What is being asked ▸
The answer must be every line of the records below that contains the word "allkeys", copied out.

Input data ▸
+---+

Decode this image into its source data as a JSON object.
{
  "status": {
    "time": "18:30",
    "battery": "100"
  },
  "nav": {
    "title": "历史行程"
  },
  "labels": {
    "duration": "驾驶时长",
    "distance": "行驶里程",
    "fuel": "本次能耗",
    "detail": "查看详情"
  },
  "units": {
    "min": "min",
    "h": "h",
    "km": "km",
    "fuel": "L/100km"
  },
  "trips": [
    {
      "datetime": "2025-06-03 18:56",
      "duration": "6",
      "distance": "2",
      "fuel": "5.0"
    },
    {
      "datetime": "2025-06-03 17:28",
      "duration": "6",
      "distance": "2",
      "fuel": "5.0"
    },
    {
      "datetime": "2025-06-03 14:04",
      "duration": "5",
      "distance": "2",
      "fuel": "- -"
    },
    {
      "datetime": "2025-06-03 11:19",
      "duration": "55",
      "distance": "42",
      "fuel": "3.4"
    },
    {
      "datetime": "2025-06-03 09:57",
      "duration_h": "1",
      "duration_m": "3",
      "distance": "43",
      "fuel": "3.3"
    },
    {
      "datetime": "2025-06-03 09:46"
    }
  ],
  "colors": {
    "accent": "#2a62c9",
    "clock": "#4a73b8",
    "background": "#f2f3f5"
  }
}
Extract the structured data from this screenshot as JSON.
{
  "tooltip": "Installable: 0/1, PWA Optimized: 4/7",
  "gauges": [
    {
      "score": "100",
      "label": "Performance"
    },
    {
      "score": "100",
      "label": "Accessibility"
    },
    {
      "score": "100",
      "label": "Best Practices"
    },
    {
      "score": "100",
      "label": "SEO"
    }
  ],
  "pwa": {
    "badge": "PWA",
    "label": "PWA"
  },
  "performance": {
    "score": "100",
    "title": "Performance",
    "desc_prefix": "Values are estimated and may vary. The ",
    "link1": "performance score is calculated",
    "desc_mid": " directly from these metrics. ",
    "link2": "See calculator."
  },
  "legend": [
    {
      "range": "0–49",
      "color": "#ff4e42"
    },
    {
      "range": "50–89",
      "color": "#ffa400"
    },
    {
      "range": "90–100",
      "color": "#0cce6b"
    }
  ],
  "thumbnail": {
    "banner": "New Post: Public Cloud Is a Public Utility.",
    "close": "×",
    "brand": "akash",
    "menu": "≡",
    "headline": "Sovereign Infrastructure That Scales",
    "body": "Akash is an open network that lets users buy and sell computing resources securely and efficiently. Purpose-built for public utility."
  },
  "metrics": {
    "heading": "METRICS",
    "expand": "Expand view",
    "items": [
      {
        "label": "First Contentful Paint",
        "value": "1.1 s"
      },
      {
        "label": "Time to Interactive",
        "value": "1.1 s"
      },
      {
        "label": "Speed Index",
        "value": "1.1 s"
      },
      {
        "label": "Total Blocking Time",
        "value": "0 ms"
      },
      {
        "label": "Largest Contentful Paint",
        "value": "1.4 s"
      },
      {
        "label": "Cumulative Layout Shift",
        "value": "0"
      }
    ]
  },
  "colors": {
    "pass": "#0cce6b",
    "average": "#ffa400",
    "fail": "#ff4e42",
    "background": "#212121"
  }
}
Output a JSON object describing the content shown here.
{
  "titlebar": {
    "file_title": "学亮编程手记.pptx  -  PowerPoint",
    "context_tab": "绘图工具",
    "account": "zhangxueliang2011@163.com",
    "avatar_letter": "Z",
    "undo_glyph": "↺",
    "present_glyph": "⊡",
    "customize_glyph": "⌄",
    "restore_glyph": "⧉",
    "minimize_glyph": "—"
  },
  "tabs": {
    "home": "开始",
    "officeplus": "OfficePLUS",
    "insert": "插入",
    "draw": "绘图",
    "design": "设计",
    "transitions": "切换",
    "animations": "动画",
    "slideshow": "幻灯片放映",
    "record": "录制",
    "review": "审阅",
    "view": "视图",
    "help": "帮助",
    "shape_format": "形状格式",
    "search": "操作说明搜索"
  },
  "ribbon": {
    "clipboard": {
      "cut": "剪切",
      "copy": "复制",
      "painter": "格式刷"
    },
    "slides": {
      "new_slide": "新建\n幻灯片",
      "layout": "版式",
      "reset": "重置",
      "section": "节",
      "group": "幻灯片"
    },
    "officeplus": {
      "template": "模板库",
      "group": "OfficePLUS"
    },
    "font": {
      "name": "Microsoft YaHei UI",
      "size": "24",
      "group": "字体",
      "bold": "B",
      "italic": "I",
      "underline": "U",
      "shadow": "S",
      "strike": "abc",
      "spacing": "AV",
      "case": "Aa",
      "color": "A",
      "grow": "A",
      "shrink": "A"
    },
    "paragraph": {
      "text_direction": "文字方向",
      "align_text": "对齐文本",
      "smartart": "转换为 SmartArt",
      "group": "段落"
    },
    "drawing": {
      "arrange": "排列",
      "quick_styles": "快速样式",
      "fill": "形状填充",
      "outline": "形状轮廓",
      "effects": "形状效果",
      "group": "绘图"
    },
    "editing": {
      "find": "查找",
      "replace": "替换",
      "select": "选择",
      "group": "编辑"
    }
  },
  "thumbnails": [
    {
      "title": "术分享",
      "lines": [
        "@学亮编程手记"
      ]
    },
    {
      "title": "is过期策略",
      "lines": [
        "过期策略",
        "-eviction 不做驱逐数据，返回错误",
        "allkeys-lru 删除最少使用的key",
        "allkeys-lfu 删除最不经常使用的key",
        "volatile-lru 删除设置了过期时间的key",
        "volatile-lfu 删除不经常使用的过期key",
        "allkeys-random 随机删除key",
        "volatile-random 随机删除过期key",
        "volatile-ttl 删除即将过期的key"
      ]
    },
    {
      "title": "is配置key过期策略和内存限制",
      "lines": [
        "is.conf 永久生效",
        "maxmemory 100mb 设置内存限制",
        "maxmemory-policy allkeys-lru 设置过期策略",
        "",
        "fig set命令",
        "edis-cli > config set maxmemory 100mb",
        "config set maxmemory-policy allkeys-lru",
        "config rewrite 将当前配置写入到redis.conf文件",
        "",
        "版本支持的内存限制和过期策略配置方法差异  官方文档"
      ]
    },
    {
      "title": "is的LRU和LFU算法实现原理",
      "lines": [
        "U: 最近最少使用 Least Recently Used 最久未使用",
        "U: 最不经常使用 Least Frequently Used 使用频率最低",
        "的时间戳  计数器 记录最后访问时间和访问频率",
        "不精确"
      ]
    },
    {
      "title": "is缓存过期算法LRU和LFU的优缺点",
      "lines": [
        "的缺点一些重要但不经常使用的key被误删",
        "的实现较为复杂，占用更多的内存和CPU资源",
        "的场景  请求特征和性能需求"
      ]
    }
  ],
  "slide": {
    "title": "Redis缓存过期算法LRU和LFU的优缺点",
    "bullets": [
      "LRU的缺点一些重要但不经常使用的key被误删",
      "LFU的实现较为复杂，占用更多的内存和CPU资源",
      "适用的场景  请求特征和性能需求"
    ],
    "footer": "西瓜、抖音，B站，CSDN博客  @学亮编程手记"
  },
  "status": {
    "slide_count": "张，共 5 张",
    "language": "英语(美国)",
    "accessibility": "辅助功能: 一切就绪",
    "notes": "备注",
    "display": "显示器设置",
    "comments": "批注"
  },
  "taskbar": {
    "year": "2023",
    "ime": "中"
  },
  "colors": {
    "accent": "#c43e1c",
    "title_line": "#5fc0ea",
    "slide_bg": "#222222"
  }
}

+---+

Exercise solution ▸
        "allkeys-lru 删除最少使用的key",
        "allkeys-lfu 删除最不经常使用的key",
        "allkeys-random 随机删除key",
        "maxmemory-policy allkeys-lru 设置过期策略",
        "config set maxmemory-policy allkeys-lru",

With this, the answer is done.